Laugh Your Way To Good Health
Some 400 clowns and doctors skilled at clowning took part in
an international conference in Buenos Aires to present scientific
evidence, backed by their own experience, to show why laughter
The third International Congress of Hospital Clowns, which was
held Nov 7-8 in the Argentine capital, brought together artists
and health professionals from around the world who combine humour
with health care, the Spanish news agency EFE reported.
"All over the world there are doctors who work with the
art. Some put on clown noses and some don't. But in almost all
regions, in Europe, the United States and Latin America, there
are hospital clowns at work," said Argentina's Jose Pellucchi,
artistic director of Payamedicos (Doctor-Clowns).
The organization has some 500 members, mostly doctors, specially
trained in how to clown around with hospitalized patients to help
them get better.
In European countries and the US, for example, there is a growing
trend in medical centres to hire professionals with this comedic-therapeutic
According to Pellucchi, using the clown's art in health care
goes back to ancient Greece, where people with manic episodes
were taken to see theatrical dramas, while those suffering depression
were treated to comedies.
"There are pictures from the beginning of the 20th century
that show the presence of clowns in hospitals. But the technique
got a big boost from the movie "Patch Adams", the doctor
In the 1998 film Robin Williams plays Patch Adams, a US doctor
who promoted "laugh therapy" and was responsible for
making the technique a part of modern medicine.
Among other positive effects, Pellucchi said that his organization
has studies showing that, after doctor-clown treatment, patients'
blood pressure drops by 13 percent.
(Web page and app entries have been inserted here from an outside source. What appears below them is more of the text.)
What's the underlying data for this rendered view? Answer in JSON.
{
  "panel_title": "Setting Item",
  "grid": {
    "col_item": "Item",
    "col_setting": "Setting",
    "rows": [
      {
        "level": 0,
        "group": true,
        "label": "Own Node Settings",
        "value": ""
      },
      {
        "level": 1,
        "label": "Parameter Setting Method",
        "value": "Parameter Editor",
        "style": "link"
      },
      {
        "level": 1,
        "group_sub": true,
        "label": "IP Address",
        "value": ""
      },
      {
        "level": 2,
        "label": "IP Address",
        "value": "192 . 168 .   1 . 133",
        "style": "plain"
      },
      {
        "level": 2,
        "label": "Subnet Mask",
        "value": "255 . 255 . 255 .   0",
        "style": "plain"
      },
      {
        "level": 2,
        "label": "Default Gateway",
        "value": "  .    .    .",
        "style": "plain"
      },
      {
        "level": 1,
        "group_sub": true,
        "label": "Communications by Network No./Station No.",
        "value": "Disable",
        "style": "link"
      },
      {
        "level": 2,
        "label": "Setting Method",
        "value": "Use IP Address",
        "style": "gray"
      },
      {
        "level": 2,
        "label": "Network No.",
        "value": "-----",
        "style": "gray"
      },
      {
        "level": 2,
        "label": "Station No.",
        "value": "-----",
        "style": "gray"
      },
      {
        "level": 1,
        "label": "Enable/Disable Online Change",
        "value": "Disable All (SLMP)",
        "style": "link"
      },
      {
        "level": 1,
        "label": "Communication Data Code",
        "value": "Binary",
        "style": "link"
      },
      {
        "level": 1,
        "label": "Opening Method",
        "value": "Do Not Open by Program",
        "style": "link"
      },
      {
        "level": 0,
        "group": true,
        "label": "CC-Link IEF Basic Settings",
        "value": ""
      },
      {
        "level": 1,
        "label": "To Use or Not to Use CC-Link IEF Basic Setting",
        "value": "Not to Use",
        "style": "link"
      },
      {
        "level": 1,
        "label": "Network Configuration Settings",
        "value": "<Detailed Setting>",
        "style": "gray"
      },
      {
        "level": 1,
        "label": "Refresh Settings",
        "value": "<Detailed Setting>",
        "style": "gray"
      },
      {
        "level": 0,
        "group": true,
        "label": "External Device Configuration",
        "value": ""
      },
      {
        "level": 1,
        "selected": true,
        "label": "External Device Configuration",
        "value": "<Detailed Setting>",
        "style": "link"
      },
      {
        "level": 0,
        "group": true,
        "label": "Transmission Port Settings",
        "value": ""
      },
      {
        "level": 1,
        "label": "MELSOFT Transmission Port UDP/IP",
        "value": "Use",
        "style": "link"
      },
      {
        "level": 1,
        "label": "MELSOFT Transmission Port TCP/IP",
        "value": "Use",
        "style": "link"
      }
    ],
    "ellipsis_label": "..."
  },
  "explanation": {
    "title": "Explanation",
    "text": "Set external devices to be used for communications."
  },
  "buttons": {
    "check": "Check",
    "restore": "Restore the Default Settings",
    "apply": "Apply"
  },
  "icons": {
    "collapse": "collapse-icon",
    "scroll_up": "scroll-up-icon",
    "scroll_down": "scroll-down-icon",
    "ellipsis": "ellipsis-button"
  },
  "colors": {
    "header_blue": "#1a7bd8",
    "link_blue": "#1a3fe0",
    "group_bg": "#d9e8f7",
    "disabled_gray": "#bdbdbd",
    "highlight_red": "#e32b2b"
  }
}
Among the lecturers at the congress was Argentina's Alejandro
Gruber, who for years has worked in Israel where he founded a
company of hospital clowns as part of a project that also encourages
integration, since Palestinian and Israeli patients who are admitted
share the same rooms.
Also taking part in the Buenos Aires meeting was the group of
"Clowns No Perecederos" (Non-perishable Clowns), made
up of 50 artists, an organization founded during Argentina's severe
economic crisis of 2001-2002.
"People felt guilty about laughing and also, because of
the severity of the crisis, they couldn't go to shows because
they had no money. That's when we decided to put on shows where
the price of a ticket would be some non-perishable food item that
would be donated to children's dining rooms. That way people could
laugh guilt-free," Cristina Marti, founder of Non-perishable
Clowns, told EFE.
The artist, who trains clowns, said that "getting laughs,
causing pleasure is very healthy", but added that there are
significant differences between ordinary clowns and hospital clowns.
"There are a lot of things a hospital clown cannot say or
do, while an ordinary clown is allowed to do whatever he comes
up with. He doesn't have so many things to be careful about as
he would in front of a patient in a precarious state of health,"
Reference Source 202
November 10, 2009